"As the war in Afghanistan completes its tenth year, many U.S. soldiers have been on two, three, tours already to Afghanistan and Iraq, and have witnessed an incredible amount of injuries and death. The troops who started the the 21st century as idealistic teens have been jaded into combat veterans, traipsed the mountains of the Korengal Valley looking for Taliban, held their comrades as they took their last breaths. Many couldn’t place Afghanistan on a map before 9/11, and are now learning the ins and outs of a culture confounding to even those who have spent years there.
I have been covering Afghanistan since it was under Taliban rule in 2000, and have had the honor of going on a countless number of embeds with American troops in the South and the East of the country. I’ve watched the general attitude of the troops shift from complete devotion to our country’s need to be there in the early days, to a constant questioning of what, in fact, we are doing there, and whether it makes any difference at all. Many troops are learning now—years later—about Pakistan’s nefarious hand in the region, and questioning why we continue losing our men to Taliban ambushes and improvised explosive devices, when very little has changed in the country in the past ten years.
In the fall of 2007, I spent two months in the Korengal Valley with correspondent Elizabeth Rubin for the New York Times Magazine, and the 173rd Airborne Division, Battle Company. At the end of the embed, we accompanied the troops on Operation Rock Avalanche, a six-day U.S.-led offensive in which the mission of American troops was to hunt Taliban fighters in the Korengal Valley—to lure them out of hiding to ultimately kill or capture them. Twice during the mission, we were airlifted onto the sides of mountains, and spent the subsequent days walking, exploring potential Taliban hideouts, waiting for contact.

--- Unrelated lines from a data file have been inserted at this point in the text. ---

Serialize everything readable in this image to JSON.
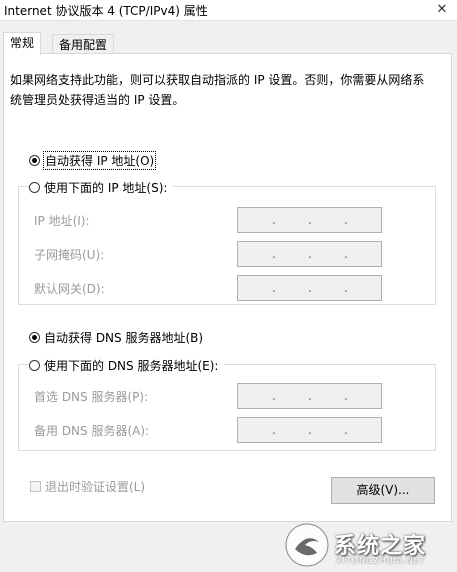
{
  "window": {
    "title": "Internet 协议版本 4 (TCP/IPv4) 属性"
  },
  "tabs": [
    {
      "label": "常规",
      "active": true
    },
    {
      "label": "备用配置",
      "active": false
    }
  ],
  "description": "如果网络支持此功能，则可以获取自动指派的 IP 设置。否则，你需要从网络系统管理员处获得适当的 IP 设置。",
  "ip": {
    "auto_label": "自动获得 IP 地址(O)",
    "manual_label": "使用下面的 IP 地址(S):",
    "auto_selected": true,
    "fields": [
      {
        "label": "IP 地址(I):",
        "value": ". . ."
      },
      {
        "label": "子网掩码(U):",
        "value": ". . ."
      },
      {
        "label": "默认网关(D):",
        "value": ". . ."
      }
    ]
  },
  "dns": {
    "auto_label": "自动获得 DNS 服务器地址(B)",
    "manual_label": "使用下面的 DNS 服务器地址(E):",
    "auto_selected": true,
    "fields": [
      {
        "label": "首选 DNS 服务器(P):",
        "value": ". . ."
      },
      {
        "label": "备用 DNS 服务器(A):",
        "value": ". . ."
      }
    ]
  },
  "validate_label": "退出时验证设置(L)",
  "advanced_label": "高级(V)...",
  "watermark": {
    "text": "系统之家",
    "sub": "XITONGZHIJIA.NET"
  }
}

On October 23, the Taliban ambushed us from three sides, and overran one of the troops’ positions on the spur of a mountain, killing Staff Sergeant Larry Rougle, and wounding two other infantrymen. In April 2010, the U.S. Military closed the Korengal outpost. Forty-two American service men, including Sgt. Rougle, died fighting in the Korengal, and hundreds were wounded.” (Photo by Lynsey Addario)